DataView updated to v1.16

This release includes a significant rewrite of internal rendering with major improvements for Retina displays!

Download it here.

In this release:

  • [New] Internal rendering overhaul.
  • [New] FPS greatly improved for HIDPI/Retina
  • [New] using dashed gridlines no longer slows rendering speed
  • [New] Added CellTextWidth method to get the required width to display the full text for a given cell
  • [New] Added ListColumn.AutoExpandWidth() to allow for automatically expanding column width to show all text in cells of that column
  • [New] Added property DefaultMaxColumnWidth to allow setting a default max width for new columns
  • [New] Added EndEditing parameter to cellDidEdit to allow preventing editing of next cell when tabbing out of editing cell
  • [Change] DataSource renamed to dvDataSource to avoid naming conflicts
  • [All] Fix for popupmenu cells not displaying the currently assigned value
  • [All] Fix for potential exception when user resizing columns
  • [All] Fix for situations where a dataview is embedded in a panel inside a desktopContainer
  • [All] Some improvements to scrolling when a drag is near the edge of the control
  • [All] Home and End keys now scroll to top and bottom of view
  • [All] Fixed a possible exception when resizing columns
  • [Mac] Fix for column alignment Center/Right on M1 Macs

Debugging the Undebuggable

Debugging the Undebuggable.

Beyond the Xojo IDE

by Jim McKay –

Xojo has an excellent debugger that allows you to inspect values at runtime, step through code and get nice messages when something goes wrong. But sometimes this is not enough.

Have you ever found yourself pulling hair over some odd behavior? Maybe a messageBox isn’t showing up or you’re getting a “Segmentation Fault” in your Linux app.

Looking at the debugger is great, but there is more you can do.

Terminal is my co-pilot:

MacOS and Linux both come with Terminal applications that have almost identical functionality. The important part today is the ability to drop an app on a Terminal window , run the App and see messages that would normally be difficult, if not impossible, to locate.

On MacOS, an app is a bundle (a fancy folder), so this requires one extra step. Open, drop your app on the window, delete the extra space apple added after .app, and type /Contents/MacOS/[My\ Application] (Replace [My \ Application] with the name of your app). You can type the first character or two and press Tab to autocomplete the path names to save time. Hit Return and see if anything prints to the Terminal while you run through the steps to reproduce the behavior you’re trying to fix.

It’s not my segmentaion fault:

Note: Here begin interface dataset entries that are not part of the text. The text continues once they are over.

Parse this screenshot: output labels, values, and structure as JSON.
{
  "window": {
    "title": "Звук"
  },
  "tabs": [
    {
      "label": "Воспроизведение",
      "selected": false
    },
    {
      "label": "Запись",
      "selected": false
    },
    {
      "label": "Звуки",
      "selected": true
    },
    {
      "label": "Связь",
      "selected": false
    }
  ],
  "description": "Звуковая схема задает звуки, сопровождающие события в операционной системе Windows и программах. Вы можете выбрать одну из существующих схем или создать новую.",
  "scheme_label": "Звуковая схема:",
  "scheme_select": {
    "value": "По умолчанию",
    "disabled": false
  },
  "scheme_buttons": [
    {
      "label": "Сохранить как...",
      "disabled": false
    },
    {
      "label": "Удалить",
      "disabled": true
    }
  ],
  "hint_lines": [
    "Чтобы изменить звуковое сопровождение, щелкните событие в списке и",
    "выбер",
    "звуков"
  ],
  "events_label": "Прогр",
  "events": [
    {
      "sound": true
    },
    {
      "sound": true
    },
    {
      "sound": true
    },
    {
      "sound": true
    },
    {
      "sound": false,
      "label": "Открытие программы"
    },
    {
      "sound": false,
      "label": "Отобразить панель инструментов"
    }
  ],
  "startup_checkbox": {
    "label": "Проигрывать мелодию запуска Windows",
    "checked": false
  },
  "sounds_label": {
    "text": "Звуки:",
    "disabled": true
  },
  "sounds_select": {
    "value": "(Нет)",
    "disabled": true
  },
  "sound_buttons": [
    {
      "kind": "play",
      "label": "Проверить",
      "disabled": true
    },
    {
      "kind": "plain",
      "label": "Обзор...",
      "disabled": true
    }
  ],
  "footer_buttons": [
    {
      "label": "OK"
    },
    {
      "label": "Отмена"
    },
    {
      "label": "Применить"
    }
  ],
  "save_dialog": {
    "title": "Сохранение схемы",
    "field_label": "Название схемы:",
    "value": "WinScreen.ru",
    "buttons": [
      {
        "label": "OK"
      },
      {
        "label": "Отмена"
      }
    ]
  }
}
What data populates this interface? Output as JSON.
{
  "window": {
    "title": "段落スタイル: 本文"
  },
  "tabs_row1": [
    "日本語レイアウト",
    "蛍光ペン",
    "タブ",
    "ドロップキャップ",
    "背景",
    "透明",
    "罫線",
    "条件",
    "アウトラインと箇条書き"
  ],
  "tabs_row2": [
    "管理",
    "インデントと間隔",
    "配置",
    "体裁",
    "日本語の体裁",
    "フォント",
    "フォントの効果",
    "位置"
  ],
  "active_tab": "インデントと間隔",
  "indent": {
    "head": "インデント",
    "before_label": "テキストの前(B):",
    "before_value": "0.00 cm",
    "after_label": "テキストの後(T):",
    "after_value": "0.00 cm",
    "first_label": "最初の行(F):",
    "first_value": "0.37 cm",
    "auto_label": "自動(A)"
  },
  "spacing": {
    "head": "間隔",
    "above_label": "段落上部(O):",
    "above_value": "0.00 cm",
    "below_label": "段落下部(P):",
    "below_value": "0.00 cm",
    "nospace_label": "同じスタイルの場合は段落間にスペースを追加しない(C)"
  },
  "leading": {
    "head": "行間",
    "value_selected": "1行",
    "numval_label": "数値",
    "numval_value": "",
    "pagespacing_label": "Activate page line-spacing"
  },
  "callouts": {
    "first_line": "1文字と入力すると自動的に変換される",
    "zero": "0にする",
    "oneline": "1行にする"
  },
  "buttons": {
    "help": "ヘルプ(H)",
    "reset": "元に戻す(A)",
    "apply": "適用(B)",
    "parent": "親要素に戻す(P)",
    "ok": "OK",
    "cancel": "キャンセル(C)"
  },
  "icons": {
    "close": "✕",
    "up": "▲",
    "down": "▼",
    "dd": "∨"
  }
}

On Linux, you may find a situation where you run into a “Segmentation Fault”. This just means that code is accessing memory that either hasn’t been allocated, or has already been released. If the App is killed before Xojo can catch it, you’re out of luck. Running from the command line just gives you a “Segmentation Fault” message and ends the execution. Not much help either. Fortunately, Linux also has a nice built-in debugger called gdb.

To run gdb, open a terminal and type gdb followed by a space and drag your executable to the window. Press Return. If gdb isn’t installed, you’ll need to run “sudo apt-get install gdb” first (on Debian based distros). 

If you’re running from the Xojo IDE, be sure to uncheck “Launch executable after recieving” or use the “Project->Run Paused” menu if running locally.

Once gdb is running, you will type “run”. Run through the steps to cause the crash. gdb should stop execution and let you know that a “Segmentation Fault” has occurred. Now you can get a backtrace. Type “backtrace” or just “bt” and take a look. You’ll see a nice backtrace showing the stack to the current call that crashed your app.

If you need to pause execution at some point, just press control-C. If you need to kill the paused program, type “kill”. Type “quit” to exit gdb. If you want to see a more meaningful backtrace including function names, be sure to build for 64bit. 

A Window to your code:

Windows apps don’t have as simple a solution, but there is hope. Microsoft provides debugging tools that should be very helpful. WinDbg can help you dig in deeper than you’d probably like to go.

WinDbg is installed as a part of the Windows 10 SDK:

There’s too much to cover here, but Microsoft provides a nice getting started document:

(Jim is the owner of piDog Software and will be a presenter @ XDC 2019 in Miami Florida)